MHC Goes Molecular: Olive Oil BonbonsNovember 6, 2006
I don’t think it’s shocking to anyone that I’m a bit of an experimenter. And last week, while making brittle and talking about molecular gastronomy in relation to Top Chef, I decided to adventure out on my own and try to replicate a molecular gastronomy dish—the olive oil bonbon. This experiment was cause for great debate between my wife and I, but being the intrepid and confident one I proceeded. And her being the loving wife, she assisted and was vital in my mad lab.
In recent months, Jose Andres has come up a great deal. I discuss my experience of eating at Minibar with friends. I read about him in magazines and the Washington Post. He was recently on Gourmet’s new television show Diary of a Foodie discussing food and science. So he’s been stuck in my mind for a while now.
In the episode of Diary of a Foodie, Andres discusses one of his signature Minibar dishes—the olive oil bonbon. It is a great, one bite dish that explodes with silky, flavor filled olive oil. For those who aren’t familiar with Minibar, it’s a six seat restaurant inside one of his large downtown DC restaurants, Café Atlantico. It is an amazing experience because it is 30 one-bite courses which are all very different and focus on presenting food in a very new way. Many are very effective and creative, some are just interesting. One of those that is most interesting is the one I’m going to reveal today.
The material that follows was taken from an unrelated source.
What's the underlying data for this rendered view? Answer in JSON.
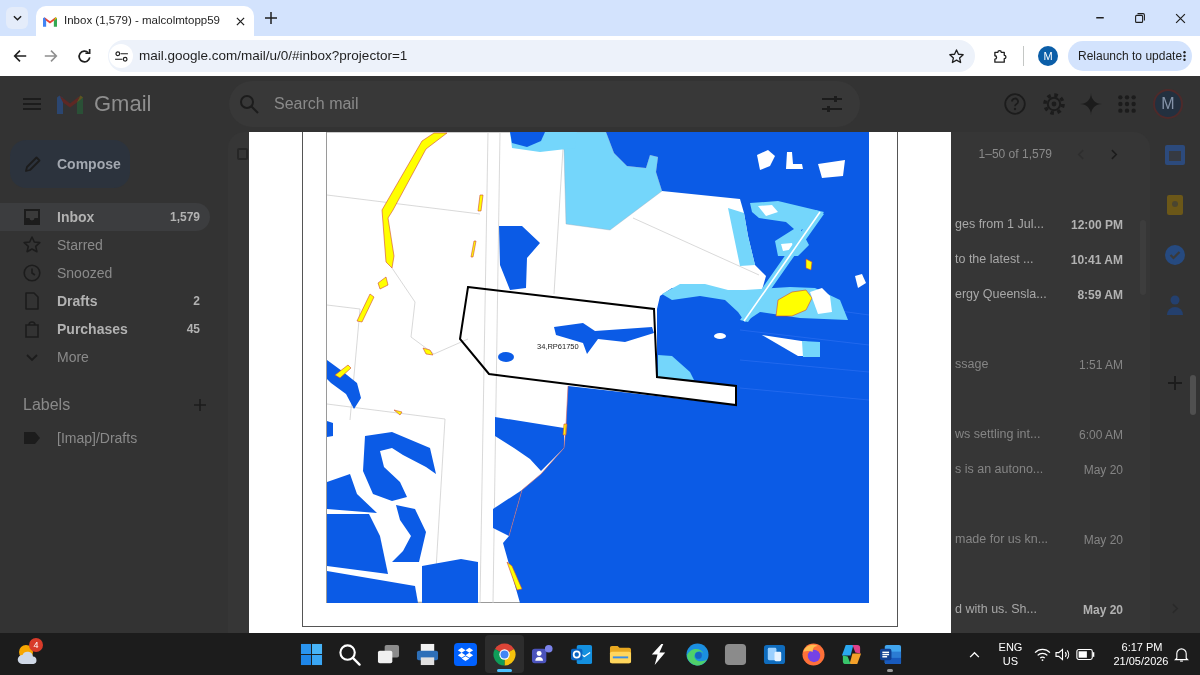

I’m going to play culinary Penn & Teller now. If you don’t want to know how he does it, or don’t want to have something spoiled for you, stop reading. It’s not complicated. Figuring out how it works was the brilliance of the dish, and its simplicity cannot be under appreciated.
So here it is, there are two main science issues at work in this creation. First is the shell. What you are simply dealing with is the same candy combination they use in the creation of brittle or sugar-glass props in movies and TV. You are controlling the destruction and breakdown of sugar to create crystallized panes. The sugar when cooled becomes hard and glass like.
When you do this, be sure to monitor the temperature. You want it at the soft crack stage at about 270F degrees. Also make sure you add the corn syrup. This is important because it prevents the sugar from crystallizing too soon and causing it to harden too quickly.
The second piece of science in the project was stumbled on by accident. When I first imagined what I would do with the basic technique, I imagined I would create bonbons with other contents. But what I did not realize at first was the importance that the contents be oil.
When we began, I grabbed the nearest liquid available once I got the sugar to the right temperature. It was a diet root beer. I wasn’t going for presentation or flavor, I was simply grabbing for a liquid to test my theory on. What I found was the water broke down the capsules even when I had them perfect. The water in the soda was dissolving the sugar.
It clicked immediately that the oil was important because sugar does not dissolve as readily in oil (a fat) as it does water. Once we tried to strictly re-create the olive oil bonbons, the technique was clear and we started to get beautiful results.
We did this test in about 1 hour. Our results are not near as pretty as Minibar’s, but I suspect with some practice I can catch up. I’m experimenting with other flavors and I think I’m slowly driving my wife mad. But alas, she loves me so she’s tolerating my experiments for now.
Olive Oil Bonbons
1’’ Plastic Pipe Joint (Preferably something long so you can hold it in the liquid without burning your fingers)
straw or eye dropper
silicon mat or parchment paper
1 cup sugar
1/4 cup corn syrup
1/2 cup water
Extra Virgin Olive Oil (Something very tasty.)
1. Mix in a small sauce pan or saucier the sugar, water and corn syrup. Heat the mixture to about 260F-265F degrees.
2. Turn down the heat to low/simmer and let the bubbles from boiling dissipate.
3. Place the round in the hot sugar mixture and slowly remove. Allow the excess sugar mixture to drip off. There should be a membrane like when you were a kid blowing soap bubbles. Hold over the silicon mat. Using a straw or eye dropper, drop about a half teaspoon of olive oil on the membrane.
4. The olive oil should drop through the membrane. Allow to rest and harden before moving. (5-10 min). It will take some practice but eventually you’ll get them. Serve as an amuse bouche or as a demonstration of your culinary superiority or simply enjoy!